§ **ASSIGNED TASK**
To complete this task, print all the data below exactly but leave out the images.

━━━━━ INPUT DATA

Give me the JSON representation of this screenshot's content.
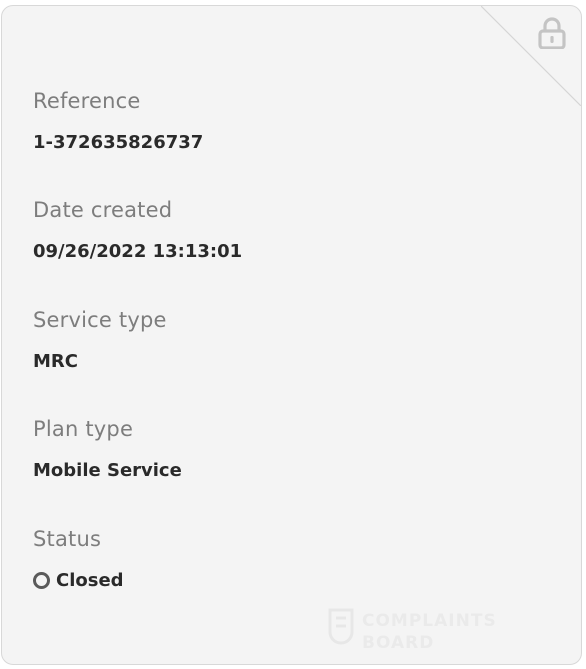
{
  "fields": [
    {
      "label": "Reference",
      "value": "1-372635826737"
    },
    {
      "label": "Date created",
      "value": "09/26/2022 13:13:01"
    },
    {
      "label": "Service type",
      "value": "MRC"
    },
    {
      "label": "Plan type",
      "value": "Mobile Service"
    },
    {
      "label": "Status",
      "value": "Closed"
    }
  ],
  "icons": {
    "lock": "lock-icon",
    "status": "status-circle-icon"
  },
  "colors": {
    "card_bg": "#f4f4f4",
    "label": "#7d7d7d",
    "value": "#2a2a2a",
    "lock": "#c4c4c4"
  },
  "watermark": {
    "line1": "COMPLAINTS",
    "line2": "BOARD"
  }
}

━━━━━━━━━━

§ **RESPONSE**
Give me the JSON representation of this screenshot's content.
{
  "fields": [
    {
      "label": "Reference",
      "value": "1-372635826737"
    },
    {
      "label": "Date created",
      "value": "09/26/2022 13:13:01"
    },
    {
      "label": "Service type",
      "value": "MRC"
    },
    {
      "label": "Plan type",
      "value": "Mobile Service"
    },
    {
      "label": "Status",
      "value": "Closed"
    }
  ],
  "icons": {
    "lock": "lock-icon",
    "status": "status-circle-icon"
  },
  "colors": {
    "card_bg": "#f4f4f4",
    "label": "#7d7d7d",
    "value": "#2a2a2a",
    "lock": "#c4c4c4"
  },
  "watermark": {
    "line1": "COMPLAINTS",
    "line2": "BOARD"
  }
}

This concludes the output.